━━ Material provided

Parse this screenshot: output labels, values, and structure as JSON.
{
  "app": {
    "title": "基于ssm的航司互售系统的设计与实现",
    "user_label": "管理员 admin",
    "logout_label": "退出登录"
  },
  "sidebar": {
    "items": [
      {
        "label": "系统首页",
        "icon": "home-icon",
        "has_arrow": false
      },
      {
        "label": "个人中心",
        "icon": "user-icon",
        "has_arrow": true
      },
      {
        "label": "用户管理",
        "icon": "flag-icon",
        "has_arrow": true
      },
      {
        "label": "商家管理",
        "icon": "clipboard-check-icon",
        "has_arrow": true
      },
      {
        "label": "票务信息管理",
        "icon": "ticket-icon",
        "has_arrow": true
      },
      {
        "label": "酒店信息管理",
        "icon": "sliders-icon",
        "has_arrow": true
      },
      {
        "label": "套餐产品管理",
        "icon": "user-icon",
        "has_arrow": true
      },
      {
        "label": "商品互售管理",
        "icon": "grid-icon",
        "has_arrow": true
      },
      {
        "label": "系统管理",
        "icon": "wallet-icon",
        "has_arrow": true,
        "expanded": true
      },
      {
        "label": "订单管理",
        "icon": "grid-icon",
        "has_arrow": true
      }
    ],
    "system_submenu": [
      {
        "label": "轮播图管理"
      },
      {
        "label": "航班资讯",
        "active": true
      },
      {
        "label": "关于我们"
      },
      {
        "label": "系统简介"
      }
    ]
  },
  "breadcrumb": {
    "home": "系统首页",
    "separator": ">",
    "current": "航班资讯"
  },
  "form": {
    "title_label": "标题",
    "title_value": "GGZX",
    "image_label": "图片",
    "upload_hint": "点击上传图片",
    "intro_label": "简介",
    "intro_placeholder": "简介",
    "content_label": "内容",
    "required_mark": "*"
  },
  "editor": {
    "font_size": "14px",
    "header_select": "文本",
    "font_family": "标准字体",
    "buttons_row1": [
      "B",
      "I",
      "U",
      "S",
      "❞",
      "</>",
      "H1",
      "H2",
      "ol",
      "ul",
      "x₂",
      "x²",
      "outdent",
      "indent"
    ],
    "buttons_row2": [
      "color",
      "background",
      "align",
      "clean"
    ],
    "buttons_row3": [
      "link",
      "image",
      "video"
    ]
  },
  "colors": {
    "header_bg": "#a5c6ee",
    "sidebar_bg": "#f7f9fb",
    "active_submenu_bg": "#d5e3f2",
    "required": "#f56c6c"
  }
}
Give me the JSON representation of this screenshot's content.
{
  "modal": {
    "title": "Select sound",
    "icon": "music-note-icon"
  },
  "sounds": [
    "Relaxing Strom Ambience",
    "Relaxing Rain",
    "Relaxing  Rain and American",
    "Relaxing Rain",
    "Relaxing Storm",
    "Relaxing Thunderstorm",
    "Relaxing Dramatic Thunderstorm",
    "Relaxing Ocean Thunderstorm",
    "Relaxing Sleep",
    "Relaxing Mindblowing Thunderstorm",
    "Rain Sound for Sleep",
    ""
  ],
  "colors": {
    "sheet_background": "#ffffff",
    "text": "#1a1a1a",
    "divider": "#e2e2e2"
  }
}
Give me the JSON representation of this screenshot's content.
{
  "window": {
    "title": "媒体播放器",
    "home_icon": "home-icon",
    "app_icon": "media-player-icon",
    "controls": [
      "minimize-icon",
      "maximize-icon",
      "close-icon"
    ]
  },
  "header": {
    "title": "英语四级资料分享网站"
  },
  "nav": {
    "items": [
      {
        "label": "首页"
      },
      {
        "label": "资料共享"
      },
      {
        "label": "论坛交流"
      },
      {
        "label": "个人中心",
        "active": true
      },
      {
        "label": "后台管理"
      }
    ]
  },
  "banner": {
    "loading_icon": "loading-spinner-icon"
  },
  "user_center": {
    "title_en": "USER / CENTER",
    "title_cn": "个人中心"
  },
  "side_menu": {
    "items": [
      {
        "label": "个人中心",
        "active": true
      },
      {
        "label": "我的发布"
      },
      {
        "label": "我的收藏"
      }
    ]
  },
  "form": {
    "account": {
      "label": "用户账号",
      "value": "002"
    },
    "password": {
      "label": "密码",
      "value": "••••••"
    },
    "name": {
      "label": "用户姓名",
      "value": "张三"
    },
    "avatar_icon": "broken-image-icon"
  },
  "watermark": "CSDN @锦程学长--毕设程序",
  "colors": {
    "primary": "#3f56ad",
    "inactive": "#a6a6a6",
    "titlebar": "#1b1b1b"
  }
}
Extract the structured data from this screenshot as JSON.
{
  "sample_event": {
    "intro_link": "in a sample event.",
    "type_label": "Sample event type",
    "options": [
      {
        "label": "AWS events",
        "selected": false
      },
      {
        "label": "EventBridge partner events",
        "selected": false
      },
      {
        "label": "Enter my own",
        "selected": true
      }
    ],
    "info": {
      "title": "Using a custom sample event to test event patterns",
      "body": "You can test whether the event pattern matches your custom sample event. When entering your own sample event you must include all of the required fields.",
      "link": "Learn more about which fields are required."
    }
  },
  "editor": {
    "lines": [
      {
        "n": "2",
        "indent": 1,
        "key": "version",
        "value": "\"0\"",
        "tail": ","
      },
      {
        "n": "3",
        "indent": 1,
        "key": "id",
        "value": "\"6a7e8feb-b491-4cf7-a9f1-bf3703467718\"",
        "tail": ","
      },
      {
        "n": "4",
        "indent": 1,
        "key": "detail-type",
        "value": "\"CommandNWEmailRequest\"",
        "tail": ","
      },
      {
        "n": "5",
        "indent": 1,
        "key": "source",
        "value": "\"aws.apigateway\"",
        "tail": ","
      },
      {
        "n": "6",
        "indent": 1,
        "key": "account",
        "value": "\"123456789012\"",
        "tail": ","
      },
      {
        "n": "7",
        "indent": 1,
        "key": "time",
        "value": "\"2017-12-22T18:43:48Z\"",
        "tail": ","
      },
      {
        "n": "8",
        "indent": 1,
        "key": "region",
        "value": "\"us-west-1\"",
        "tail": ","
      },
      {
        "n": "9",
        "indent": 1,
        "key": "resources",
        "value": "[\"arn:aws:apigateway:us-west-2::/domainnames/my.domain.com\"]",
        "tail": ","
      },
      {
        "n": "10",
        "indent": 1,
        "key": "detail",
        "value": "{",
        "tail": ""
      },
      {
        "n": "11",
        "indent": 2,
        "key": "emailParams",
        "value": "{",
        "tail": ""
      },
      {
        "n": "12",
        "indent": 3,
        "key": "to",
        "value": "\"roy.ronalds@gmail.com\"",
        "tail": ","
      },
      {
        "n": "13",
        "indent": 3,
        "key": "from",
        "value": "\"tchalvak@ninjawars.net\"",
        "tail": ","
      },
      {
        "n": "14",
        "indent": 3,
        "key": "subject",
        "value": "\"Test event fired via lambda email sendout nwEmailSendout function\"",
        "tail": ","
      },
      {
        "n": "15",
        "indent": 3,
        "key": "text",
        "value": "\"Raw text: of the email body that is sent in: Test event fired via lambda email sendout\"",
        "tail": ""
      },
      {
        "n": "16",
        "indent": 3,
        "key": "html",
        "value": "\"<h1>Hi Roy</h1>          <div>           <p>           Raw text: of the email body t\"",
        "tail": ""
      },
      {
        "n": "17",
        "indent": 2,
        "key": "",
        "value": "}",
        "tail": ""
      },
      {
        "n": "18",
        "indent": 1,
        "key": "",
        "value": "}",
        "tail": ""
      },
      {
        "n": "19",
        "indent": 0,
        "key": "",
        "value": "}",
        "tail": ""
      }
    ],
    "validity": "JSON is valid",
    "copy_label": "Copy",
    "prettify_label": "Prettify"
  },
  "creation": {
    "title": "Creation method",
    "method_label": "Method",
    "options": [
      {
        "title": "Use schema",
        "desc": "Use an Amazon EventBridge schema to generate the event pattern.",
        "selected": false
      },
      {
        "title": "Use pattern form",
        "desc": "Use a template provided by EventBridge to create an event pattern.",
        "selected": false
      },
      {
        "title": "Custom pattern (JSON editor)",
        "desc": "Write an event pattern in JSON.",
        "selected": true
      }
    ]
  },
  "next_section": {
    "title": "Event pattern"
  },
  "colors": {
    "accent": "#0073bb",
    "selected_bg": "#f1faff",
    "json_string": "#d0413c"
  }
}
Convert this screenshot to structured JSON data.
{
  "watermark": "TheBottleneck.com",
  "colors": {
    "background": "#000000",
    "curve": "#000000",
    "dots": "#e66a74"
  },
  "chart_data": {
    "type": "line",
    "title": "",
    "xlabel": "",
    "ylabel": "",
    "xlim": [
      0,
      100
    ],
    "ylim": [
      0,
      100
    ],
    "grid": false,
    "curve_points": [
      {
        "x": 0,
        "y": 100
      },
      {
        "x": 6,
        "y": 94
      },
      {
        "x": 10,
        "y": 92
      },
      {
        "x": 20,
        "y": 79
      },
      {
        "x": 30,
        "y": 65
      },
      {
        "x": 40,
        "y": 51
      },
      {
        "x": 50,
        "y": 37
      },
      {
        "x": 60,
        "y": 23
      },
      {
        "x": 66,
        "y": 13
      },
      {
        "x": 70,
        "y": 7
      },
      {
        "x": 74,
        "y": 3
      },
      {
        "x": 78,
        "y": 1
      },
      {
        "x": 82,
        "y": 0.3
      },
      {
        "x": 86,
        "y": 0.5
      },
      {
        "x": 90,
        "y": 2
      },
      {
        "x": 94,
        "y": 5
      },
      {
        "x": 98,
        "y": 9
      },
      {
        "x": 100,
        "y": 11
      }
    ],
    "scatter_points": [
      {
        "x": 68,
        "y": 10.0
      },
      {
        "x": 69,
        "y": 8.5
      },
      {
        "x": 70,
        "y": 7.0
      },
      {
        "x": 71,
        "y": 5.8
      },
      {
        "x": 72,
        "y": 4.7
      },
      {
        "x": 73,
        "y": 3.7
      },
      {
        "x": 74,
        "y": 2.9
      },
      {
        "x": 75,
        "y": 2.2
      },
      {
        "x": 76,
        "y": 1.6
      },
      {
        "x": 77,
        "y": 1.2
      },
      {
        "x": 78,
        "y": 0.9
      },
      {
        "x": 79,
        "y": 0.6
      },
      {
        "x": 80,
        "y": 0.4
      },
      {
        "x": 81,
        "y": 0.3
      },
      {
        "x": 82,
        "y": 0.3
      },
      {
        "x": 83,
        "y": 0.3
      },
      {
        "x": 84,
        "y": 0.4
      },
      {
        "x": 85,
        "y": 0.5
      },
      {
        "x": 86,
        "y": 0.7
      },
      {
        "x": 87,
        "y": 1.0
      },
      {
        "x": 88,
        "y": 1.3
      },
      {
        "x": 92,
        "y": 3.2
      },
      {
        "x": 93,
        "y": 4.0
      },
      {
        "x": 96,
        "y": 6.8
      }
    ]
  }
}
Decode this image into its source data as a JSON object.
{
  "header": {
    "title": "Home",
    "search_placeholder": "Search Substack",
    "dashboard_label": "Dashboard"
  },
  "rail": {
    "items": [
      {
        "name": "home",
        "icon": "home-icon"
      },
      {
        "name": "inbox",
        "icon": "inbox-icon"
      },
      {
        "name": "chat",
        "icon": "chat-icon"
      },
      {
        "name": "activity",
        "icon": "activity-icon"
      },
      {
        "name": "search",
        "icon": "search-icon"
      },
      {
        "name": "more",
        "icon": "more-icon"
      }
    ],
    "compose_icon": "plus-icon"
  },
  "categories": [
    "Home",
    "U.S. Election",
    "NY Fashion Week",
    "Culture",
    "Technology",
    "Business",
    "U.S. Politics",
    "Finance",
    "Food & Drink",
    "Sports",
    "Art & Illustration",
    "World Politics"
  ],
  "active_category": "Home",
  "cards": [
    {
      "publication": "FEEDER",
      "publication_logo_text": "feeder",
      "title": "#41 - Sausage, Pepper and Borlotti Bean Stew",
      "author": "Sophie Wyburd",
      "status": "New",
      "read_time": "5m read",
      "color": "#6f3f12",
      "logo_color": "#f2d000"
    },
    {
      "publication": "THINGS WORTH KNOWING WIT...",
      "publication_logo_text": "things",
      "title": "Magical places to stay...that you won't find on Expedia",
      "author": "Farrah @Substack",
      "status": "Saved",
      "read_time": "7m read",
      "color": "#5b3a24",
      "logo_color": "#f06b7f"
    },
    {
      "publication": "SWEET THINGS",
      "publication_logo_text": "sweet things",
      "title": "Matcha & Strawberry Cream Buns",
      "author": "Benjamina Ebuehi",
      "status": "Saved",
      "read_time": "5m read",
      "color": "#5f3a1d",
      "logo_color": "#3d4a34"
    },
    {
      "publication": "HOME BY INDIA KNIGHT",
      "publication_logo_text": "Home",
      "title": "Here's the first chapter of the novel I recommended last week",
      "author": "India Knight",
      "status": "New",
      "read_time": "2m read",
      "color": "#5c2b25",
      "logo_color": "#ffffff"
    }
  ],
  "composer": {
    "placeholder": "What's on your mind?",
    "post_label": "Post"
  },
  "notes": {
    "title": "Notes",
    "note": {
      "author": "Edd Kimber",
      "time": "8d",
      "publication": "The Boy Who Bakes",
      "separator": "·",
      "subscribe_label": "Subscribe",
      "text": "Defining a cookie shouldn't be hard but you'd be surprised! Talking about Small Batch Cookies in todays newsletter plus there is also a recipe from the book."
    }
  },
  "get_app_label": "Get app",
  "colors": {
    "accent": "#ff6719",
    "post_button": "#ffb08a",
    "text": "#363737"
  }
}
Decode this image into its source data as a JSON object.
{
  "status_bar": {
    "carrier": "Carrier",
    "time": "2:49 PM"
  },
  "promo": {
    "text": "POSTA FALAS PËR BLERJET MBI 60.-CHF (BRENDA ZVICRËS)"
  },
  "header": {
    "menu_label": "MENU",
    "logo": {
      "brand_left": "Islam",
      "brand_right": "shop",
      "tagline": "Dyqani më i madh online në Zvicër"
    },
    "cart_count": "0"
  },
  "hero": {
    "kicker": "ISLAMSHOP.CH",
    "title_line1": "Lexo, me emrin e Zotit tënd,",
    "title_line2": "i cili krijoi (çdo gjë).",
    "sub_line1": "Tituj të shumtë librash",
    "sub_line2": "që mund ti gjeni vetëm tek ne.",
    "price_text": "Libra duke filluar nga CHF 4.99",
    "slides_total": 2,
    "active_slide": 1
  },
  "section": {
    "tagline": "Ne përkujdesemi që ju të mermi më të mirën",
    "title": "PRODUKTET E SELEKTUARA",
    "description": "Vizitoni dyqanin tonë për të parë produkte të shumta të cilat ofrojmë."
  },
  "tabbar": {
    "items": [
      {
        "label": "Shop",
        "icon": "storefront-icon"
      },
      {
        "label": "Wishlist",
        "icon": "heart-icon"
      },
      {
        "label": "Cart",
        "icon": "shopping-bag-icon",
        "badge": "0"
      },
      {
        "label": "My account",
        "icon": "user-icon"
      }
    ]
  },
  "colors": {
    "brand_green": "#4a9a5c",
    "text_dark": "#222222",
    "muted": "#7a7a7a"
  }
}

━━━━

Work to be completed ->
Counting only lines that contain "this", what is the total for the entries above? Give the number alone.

Your solution ->
7